- How long will I need to attend schema therapy?
- What, if any, other psychotherapy orientations do you utilize in sessions?
What to Expect at Your First Appointment
As outlined earlier, the first session or several sessions of schema therapy will likely involve a lot of assessment and education. Depending on the therapist and their particular style, they could accomplish this by completing an informal interview of your presenting problems and symptoms, or the therapist could use a formal assessment tool like the Young Schema Questionnaire (YSQ), the Young-Atkinson Mode Inventory, or the Schema Mode Inventory.1
From the earliest sessions, the therapist will employ empathic confrontation and limited reparenting to improve symptoms.2
- Empathic confrontation – offering support and encouragement for the client while showing that their schemas are distorting client perceptions
- Limited reparenting – supplying the client with what the client never received from their parents, within the appropriate limits of the therapeutic relationship
Is Schema Therapy Effective?
Schema therapy may not be as widely-known as CBT, but the treatment is proven effective for a variety of long-term mental health issues and complications.
Schema can improve schemas and coping skills for people with:1
- Borderline personality disorder
- Other personality disorders like avoidant personality disorder
- Eating disorders
- Anxiety disorders
In the coming years, professionals and clients should expect to be able to learn more about the efficacy of schema therapy as the treatment receives more attention and testing. Currently, the full capabilities of schema therapy are not well understood.
Criticisms of Schema Therapy

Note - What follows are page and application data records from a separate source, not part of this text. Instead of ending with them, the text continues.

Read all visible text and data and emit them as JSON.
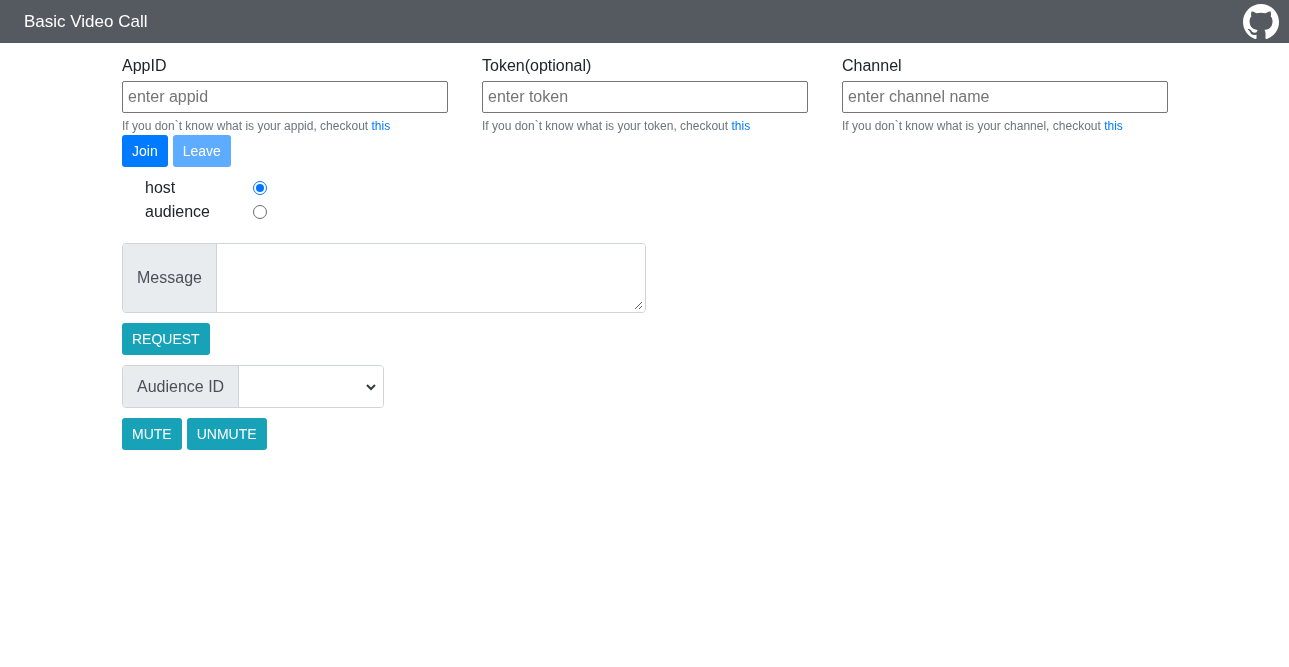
{
  "header": {
    "title": "Basic Video Call"
  },
  "fields": [
    {
      "label": "AppID",
      "placeholder": "enter appid",
      "help": "If you don`t know what is your appid, checkout",
      "link": "this"
    },
    {
      "label": "Token(optional)",
      "placeholder": "enter token",
      "help": "If you don`t know what is your token, checkout",
      "link": "this"
    },
    {
      "label": "Channel",
      "placeholder": "enter channel name",
      "help": "If you don`t know what is your channel, checkout",
      "link": "this"
    }
  ],
  "actions": [
    {
      "label": "Join",
      "disabled": false
    },
    {
      "label": "Leave",
      "disabled": true
    }
  ],
  "roles": [
    {
      "label": "host",
      "selected": true
    },
    {
      "label": "audience",
      "selected": false
    }
  ],
  "message": {
    "label": "Message"
  },
  "request_button": "REQUEST",
  "audience": {
    "label": "Audience ID"
  },
  "audio_buttons": [
    "MUTE",
    "UNMUTE"
  ]
}
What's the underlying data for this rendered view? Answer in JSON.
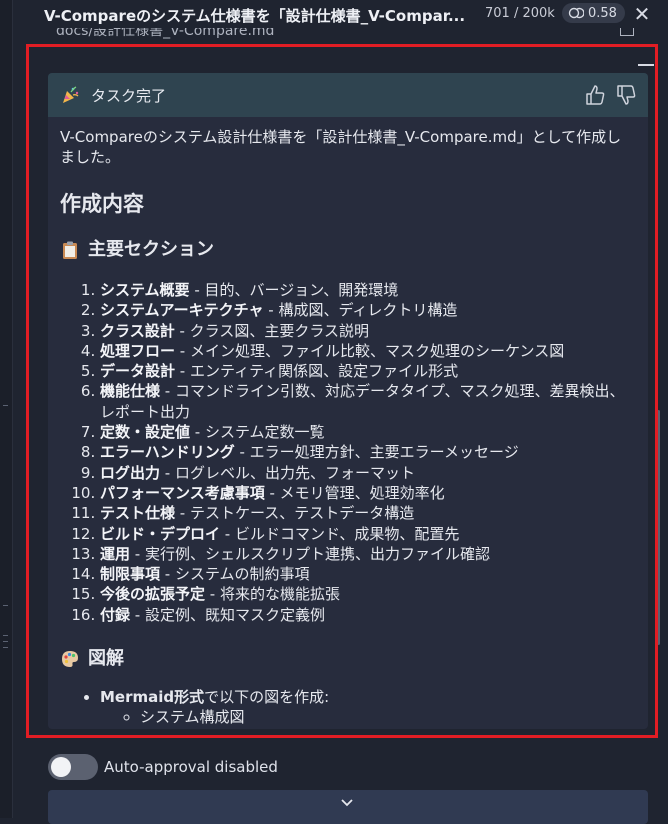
{
  "header": {
    "title": "V-Compareのシステム仕様書を「設計仕様書_V-Compar...",
    "tokens": "701 / 200k",
    "cost": "0.58"
  },
  "behind": {
    "path": "docs/設計仕様書_V-Compare.md"
  },
  "card": {
    "status": "タスク完了",
    "intro": "V-Compareのシステム設計仕様書を「設計仕様書_V-Compare.md」として作成しました。",
    "heading": "作成内容",
    "sections_heading": "主要セクション",
    "sections": [
      {
        "name": "システム概要",
        "desc": " - 目的、バージョン、開発環境"
      },
      {
        "name": "システムアーキテクチャ",
        "desc": " - 構成図、ディレクトリ構造"
      },
      {
        "name": "クラス設計",
        "desc": " - クラス図、主要クラス説明"
      },
      {
        "name": "処理フロー",
        "desc": " - メイン処理、ファイル比較、マスク処理のシーケンス図"
      },
      {
        "name": "データ設計",
        "desc": " - エンティティ関係図、設定ファイル形式"
      },
      {
        "name": "機能仕様",
        "desc": " - コマンドライン引数、対応データタイプ、マスク処理、差異検出、レポート出力"
      },
      {
        "name": "定数・設定値",
        "desc": " - システム定数一覧"
      },
      {
        "name": "エラーハンドリング",
        "desc": " - エラー処理方針、主要エラーメッセージ"
      },
      {
        "name": "ログ出力",
        "desc": " - ログレベル、出力先、フォーマット"
      },
      {
        "name": "パフォーマンス考慮事項",
        "desc": " - メモリ管理、処理効率化"
      },
      {
        "name": "テスト仕様",
        "desc": " - テストケース、テストデータ構造"
      },
      {
        "name": "ビルド・デプロイ",
        "desc": " - ビルドコマンド、成果物、配置先"
      },
      {
        "name": "運用",
        "desc": " - 実行例、シェルスクリプト連携、出力ファイル確認"
      },
      {
        "name": "制限事項",
        "desc": " - システムの制約事項"
      },
      {
        "name": "今後の拡張予定",
        "desc": " - 将来的な機能拡張"
      },
      {
        "name": "付録",
        "desc": " - 設定例、既知マスク定義例"
      }
    ],
    "diagrams_heading": "図解",
    "diagrams_item_bold": "Mermaid形式",
    "diagrams_item_rest": "で以下の図を作成:",
    "diagrams_sub": [
      "システム構成図"
    ]
  },
  "footer": {
    "auto_approval": "Auto-approval disabled"
  },
  "colors": {
    "frame": "#e11d24",
    "card_header": "#2f4450",
    "card_bg": "#272c3d"
  },
  "icons": [
    "party-popper-icon",
    "thumbs-up-icon",
    "thumbs-down-icon",
    "clipboard-icon",
    "palette-icon",
    "close-icon",
    "chevron-down-icon",
    "coins-icon"
  ]
}
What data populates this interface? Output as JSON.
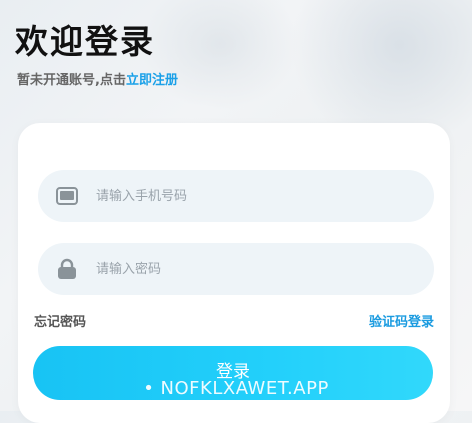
{
  "header": {
    "title": "欢迎登录",
    "subtitle_prefix": "暂未开通账号,点击",
    "register_link": "立即注册"
  },
  "form": {
    "phone_placeholder": "请输入手机号码",
    "password_placeholder": "请输入密码",
    "forgot_password": "忘记密码",
    "sms_login": "验证码登录",
    "login_button": "登录"
  },
  "watermark": "• NOFKLXAWET.APP",
  "icons": {
    "phone_field": "tablet-icon",
    "password_field": "lock-icon"
  },
  "colors": {
    "accent": "#1aa0e8",
    "button_gradient_start": "#18c3f4",
    "button_gradient_end": "#31d8fb",
    "icon_gray": "#8a9399"
  }
}
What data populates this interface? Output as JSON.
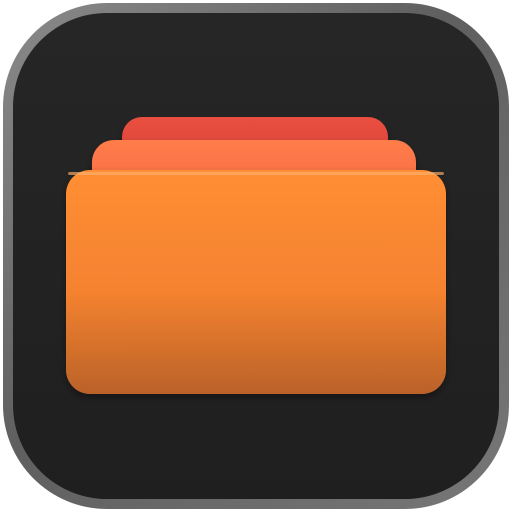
{
  "app_icon": {
    "icon_name": "stacked-folders-icon",
    "colors": {
      "frame": "#6d6d6d",
      "background": "#232323",
      "back_card": "#e4433f",
      "middle_card": "#f46a45",
      "front_card_top": "#ff8e34",
      "front_card_bottom": "#ba6229"
    }
  }
}
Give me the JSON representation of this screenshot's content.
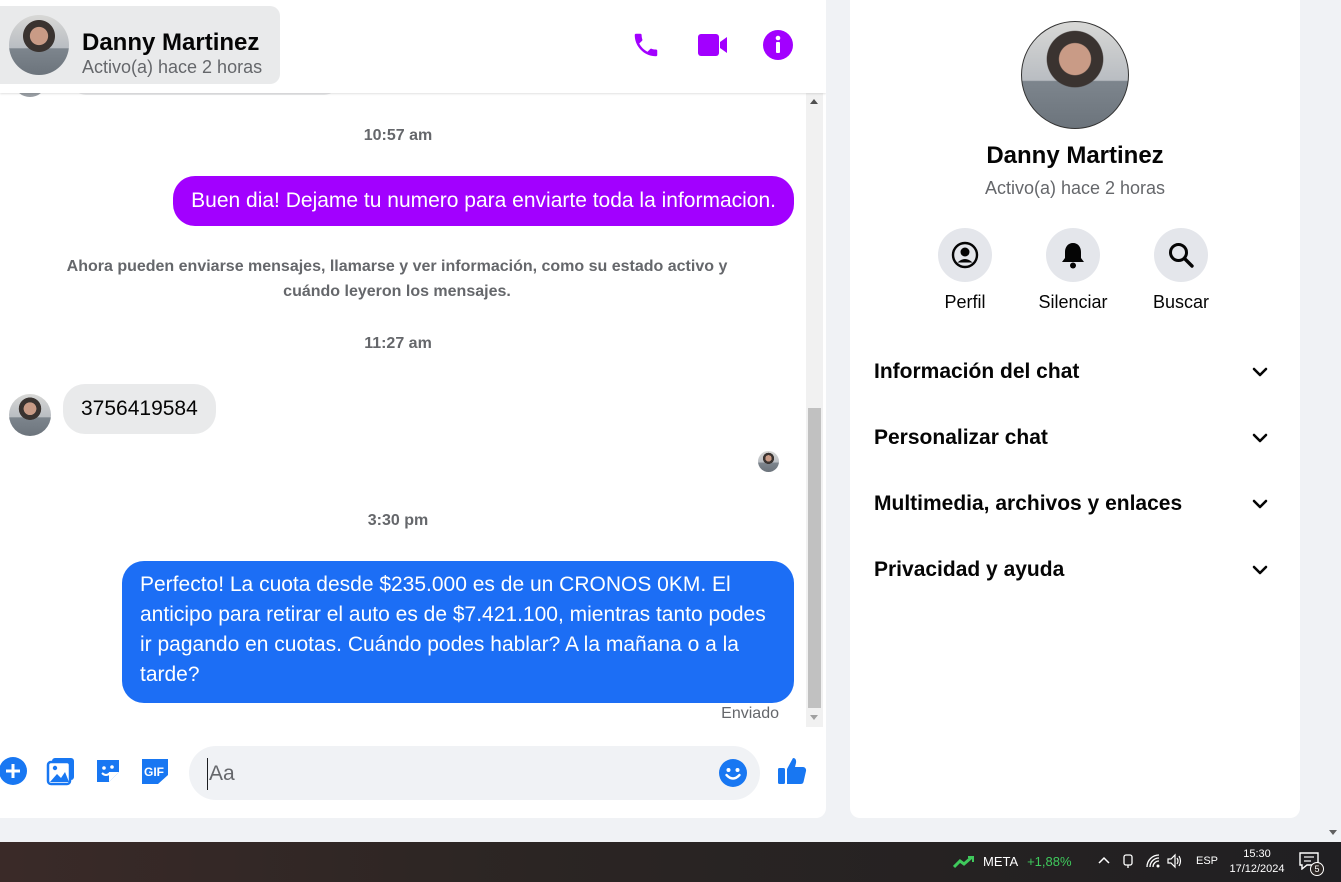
{
  "header": {
    "contact_name": "Danny Martinez",
    "contact_status": "Activo(a) hace 2 horas",
    "icons": [
      "phone-icon",
      "video-call-icon",
      "info-icon"
    ],
    "accent_color": "#a200ff"
  },
  "messages": {
    "ts1": "10:57 am",
    "out1": "Buen dia! Dejame tu numero para enviarte toda la informacion.",
    "system_note": "Ahora pueden enviarse mensajes, llamarse y ver información, como su estado activo y cuándo leyeron los mensajes.",
    "ts2": "11:27 am",
    "in1": "3756419584",
    "ts3": "3:30 pm",
    "out2": "Perfecto! La cuota desde $235.000 es de un CRONOS 0KM. El anticipo para retirar el auto es de $7.421.100, mientras tanto podes ir pagando en cuotas. Cuándo podes hablar? A la mañana o a la tarde?",
    "status": "Enviado",
    "bubble_color_1": "#a200ff",
    "bubble_color_2": "#1877f2"
  },
  "composer": {
    "placeholder": "Aa",
    "icons": [
      "plus-icon",
      "image-icon",
      "sticker-icon",
      "gif-icon",
      "emoji-icon",
      "like-icon"
    ],
    "gif_label": "GIF"
  },
  "info_panel": {
    "name": "Danny Martinez",
    "status": "Activo(a) hace 2 horas",
    "actions": [
      {
        "label": "Perfil",
        "icon": "profile-icon"
      },
      {
        "label": "Silenciar",
        "icon": "bell-icon"
      },
      {
        "label": "Buscar",
        "icon": "search-icon"
      }
    ],
    "sections": [
      "Información del chat",
      "Personalizar chat",
      "Multimedia, archivos y enlaces",
      "Privacidad y ayuda"
    ]
  },
  "taskbar": {
    "stock_name": "META",
    "stock_change": "+1,88%",
    "language": "ESP",
    "time": "15:30",
    "date": "17/12/2024",
    "notification_count": "5"
  }
}
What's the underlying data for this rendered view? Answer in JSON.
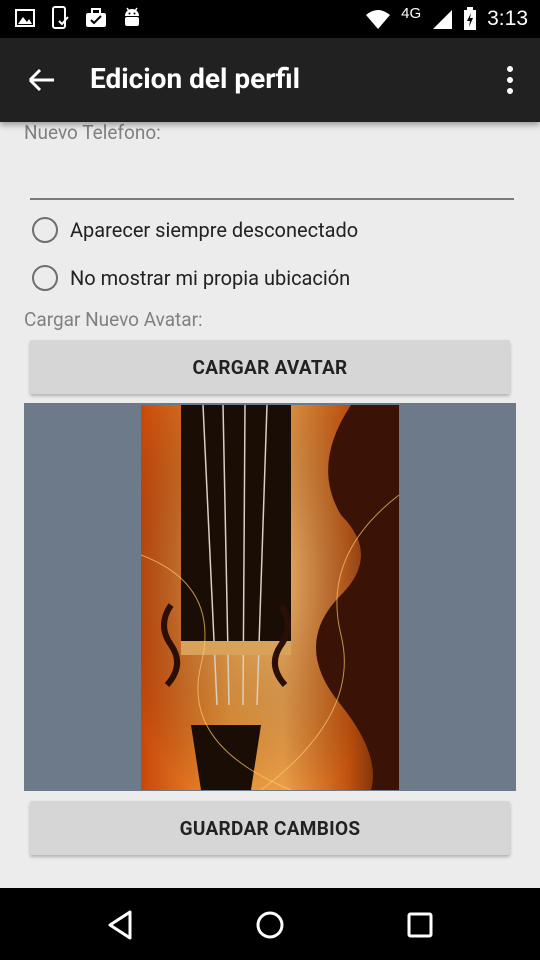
{
  "status_bar": {
    "network": "4G",
    "time": "3:13",
    "icons": [
      "image-icon",
      "phone-check-icon",
      "briefcase-check-icon",
      "android-icon",
      "wifi-icon",
      "signal-icon",
      "battery-icon"
    ]
  },
  "app_bar": {
    "title": "Edicion del perfil",
    "back_icon": "arrow-back-icon",
    "menu_icon": "overflow-menu-icon"
  },
  "form": {
    "phone_label": "Nuevo Telefono:",
    "phone_value": "",
    "option_offline": "Aparecer siempre desconectado",
    "option_location": "No mostrar mi propia ubicación",
    "avatar_label": "Cargar Nuevo Avatar:",
    "upload_button": "CARGAR AVATAR",
    "save_button": "GUARDAR CAMBIOS"
  },
  "colors": {
    "app_bar": "#212121",
    "background": "#ececec",
    "button": "#d6d6d6",
    "avatar_frame": "#6d7a89"
  },
  "nav_bar": {
    "icons": [
      "back-triangle-icon",
      "home-circle-icon",
      "recents-square-icon"
    ]
  }
}
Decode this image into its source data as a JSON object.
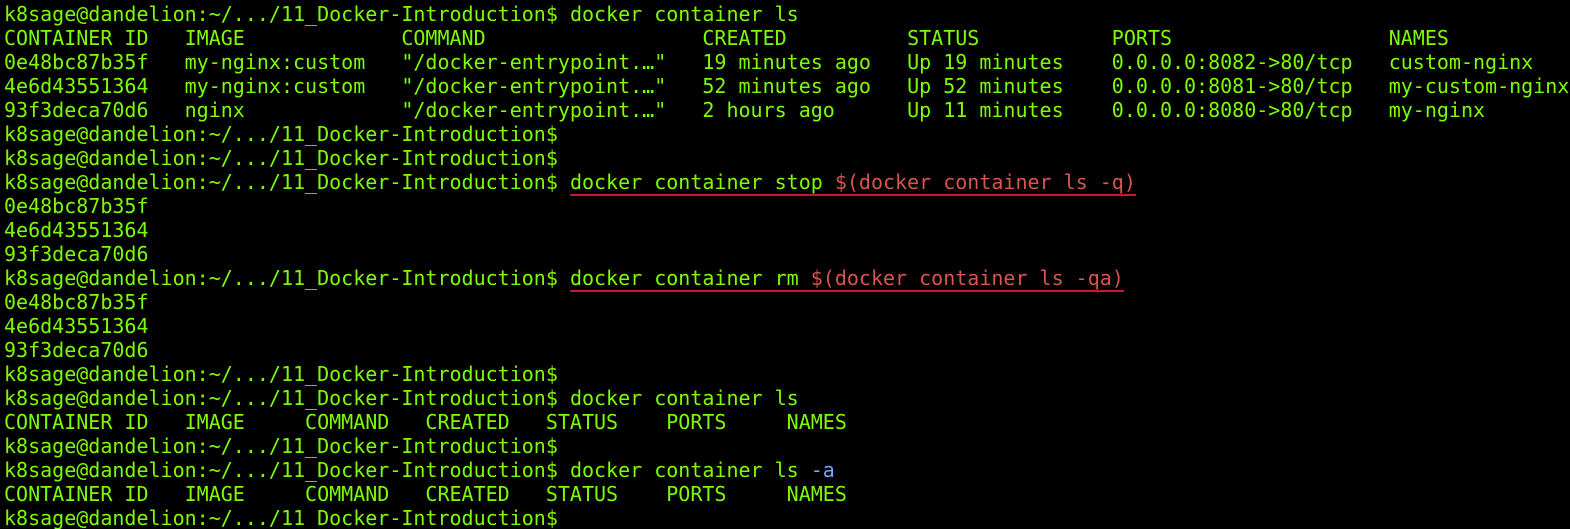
{
  "prompt": "k8sage@dandelion:~/.../11_Docker-Introduction$",
  "colors": {
    "text": "#7CFC00",
    "highlight": "#d9534f",
    "flag": "#6aa8ff",
    "underline": "#c9182b",
    "background": "#000000"
  },
  "cmd1": "docker container ls",
  "header1": "CONTAINER ID   IMAGE             COMMAND                  CREATED          STATUS           PORTS                  NAMES",
  "rows": [
    "0e48bc87b35f   my-nginx:custom   \"/docker-entrypoint.…\"   19 minutes ago   Up 19 minutes    0.0.0.0:8082->80/tcp   custom-nginx",
    "4e6d43551364   my-nginx:custom   \"/docker-entrypoint.…\"   52 minutes ago   Up 52 minutes    0.0.0.0:8081->80/tcp   my-custom-nginx",
    "93f3deca70d6   nginx             \"/docker-entrypoint.…\"   2 hours ago      Up 11 minutes    0.0.0.0:8080->80/tcp   my-nginx"
  ],
  "cmd_stop_prefix": "docker container stop ",
  "cmd_stop_sub": "$(docker container ls -q)",
  "stop_output": [
    "0e48bc87b35f",
    "4e6d43551364",
    "93f3deca70d6"
  ],
  "cmd_rm_prefix": "docker container rm ",
  "cmd_rm_sub": "$(docker container ls -qa)",
  "rm_output": [
    "0e48bc87b35f",
    "4e6d43551364",
    "93f3deca70d6"
  ],
  "cmd_ls": "docker container ls",
  "header_empty": "CONTAINER ID   IMAGE     COMMAND   CREATED   STATUS    PORTS     NAMES",
  "cmd_ls_a_prefix": "docker container ls ",
  "cmd_ls_a_flag": "-a"
}
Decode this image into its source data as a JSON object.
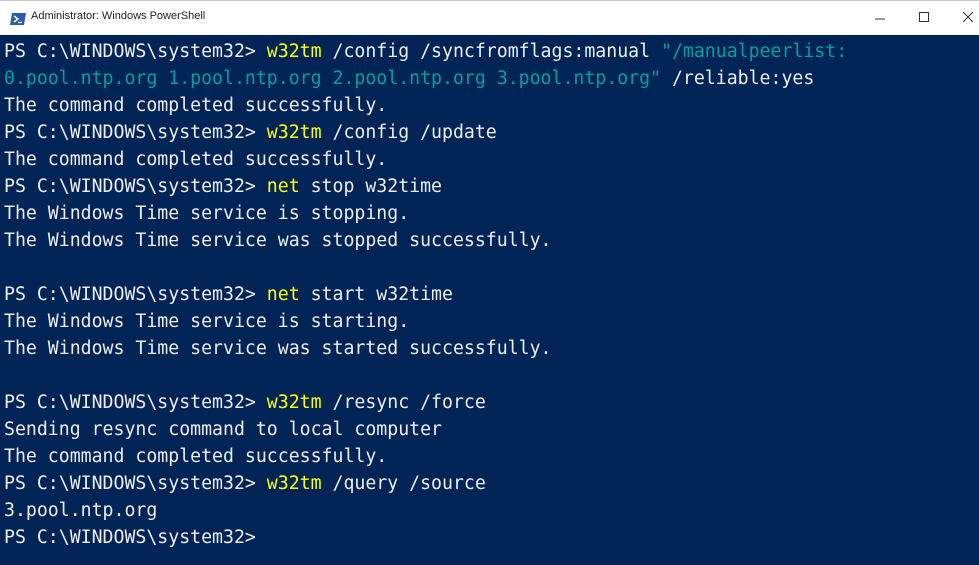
{
  "window": {
    "title": "Administrator: Windows PowerShell",
    "icon": "powershell-icon",
    "controls": {
      "minimize_icon": "minimize-icon",
      "maximize_icon": "maximize-icon",
      "close_icon": "close-icon"
    }
  },
  "colors": {
    "console_background": "#012456",
    "text": "#eeedf0",
    "command": "#ffff00",
    "string": "#00a0a0"
  },
  "console": {
    "prompt": "PS C:\\WINDOWS\\system32> ",
    "cmd1": {
      "name": "w32tm",
      "args": " /config /syncfromflags:manual ",
      "string_part1": "\"/manualpeerlist:",
      "string_part2": "0.pool.ntp.org 1.pool.ntp.org 2.pool.ntp.org 3.pool.ntp.org\"",
      "args_after": " /reliable:yes"
    },
    "out1": "The command completed successfully.",
    "cmd2": {
      "name": "w32tm",
      "args": " /config /update"
    },
    "out2": "The command completed successfully.",
    "cmd3": {
      "name": "net",
      "args": " stop w32time"
    },
    "out3": [
      "The Windows Time service is stopping.",
      "The Windows Time service was stopped successfully."
    ],
    "cmd4": {
      "name": "net",
      "args": " start w32time"
    },
    "out4": [
      "The Windows Time service is starting.",
      "The Windows Time service was started successfully."
    ],
    "cmd5": {
      "name": "w32tm",
      "args": " /resync /force"
    },
    "out5": [
      "Sending resync command to local computer",
      "The command completed successfully."
    ],
    "cmd6": {
      "name": "w32tm",
      "args": " /query /source"
    },
    "out6": "3.pool.ntp.org",
    "final_prompt": "PS C:\\WINDOWS\\system32>"
  }
}
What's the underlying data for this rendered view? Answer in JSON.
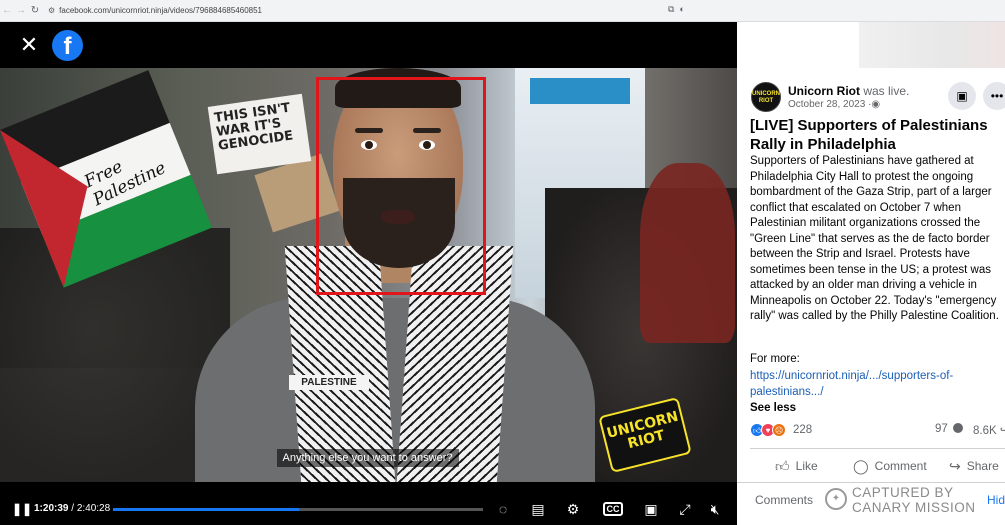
{
  "browser": {
    "url": "facebook.com/unicornriot.ninja/videos/796884685460851"
  },
  "video": {
    "close_glyph": "✕",
    "logo_glyph": "f",
    "flag_text": "Free Palestine",
    "sign_text": "THIS ISN'T WAR IT'S GENOCIDE",
    "scarf_text": "PALESTINE",
    "watermark_line1": "UNICORN",
    "watermark_line2": "RIOT",
    "caption": "Anything else you want to answer?",
    "current_time": "1:20:39",
    "total_time": "2:40:28",
    "progress": 0.503,
    "cc_label": "CC",
    "face_box_color": "#e0161b"
  },
  "post": {
    "author": "Unicorn Riot",
    "status": "was live.",
    "date": "October 28, 2023",
    "avatar_line1": "UNICORN",
    "avatar_line2": "RIOT",
    "title": "[LIVE] Supporters of Palestinians Rally in Philadelphia",
    "body": "Supporters of Palestinians have gathered at Philadelphia City Hall to protest the ongoing bombardment of the Gaza Strip, part of a larger conflict that escalated on October 7 when Palestinian militant organizations crossed the \"Green Line\" that serves as the de facto border between the Strip and Israel. Protests have sometimes been tense in the US; a protest was attacked by an older man driving a vehicle in Minneapolis on October 22. Today's \"emergency rally\" was called by the Philly Palestine Coalition.",
    "for_more": "For more:",
    "link": "https://unicornriot.ninja/.../supporters-of-palestinians.../",
    "see_less": "See less",
    "reaction_count": "228",
    "comment_count": "97",
    "share_count": "8.6K",
    "actions": {
      "like": "Like",
      "comment": "Comment",
      "share": "Share"
    },
    "comments_tab": "Comments",
    "hidden_tab": "Hid"
  },
  "overlay": {
    "line1": "CAPTURED BY",
    "line2": "CANARY MISSION"
  }
}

Perhaps the most significant criticism or drawback of schema therapy is how new the treatment is. In the field of psychology, the most well-known and respected treatments have been around for between 60 and 160 years, so schema therapy is somewhat unproven after only 30 years.2
For people only interested in a large body of evidence-based research to support a therapy style, schema therapy does not yet have the backing to put it on the same level as others like CBT.
The History of Schema Therapy
Jeffrey Young began as a therapist using a cognitive therapy or cognitive behavioral therapy (CBT) model for treatment, but around 1990, he noted limitations to the treatment style. Although treatments worked really well for some people, others, like those with personality disorders, never seemed to make the progress he wanted.
Over years of theorizing and research, he began to develop the framework of schema therapy that took many aspects of CBT and blended it with the idea of “going deeper” that is fundamental to approaches like psychoanalysis. By taking helpful aspects of various established treatments, Young created something unique in schema therapy.6
With schema therapy being a contemporary therapy style, it continues to grow and evolve under the mentorship of its creator. As awareness and acceptance builds, Young hopes that schema therapy can be applied to more psychological concerns.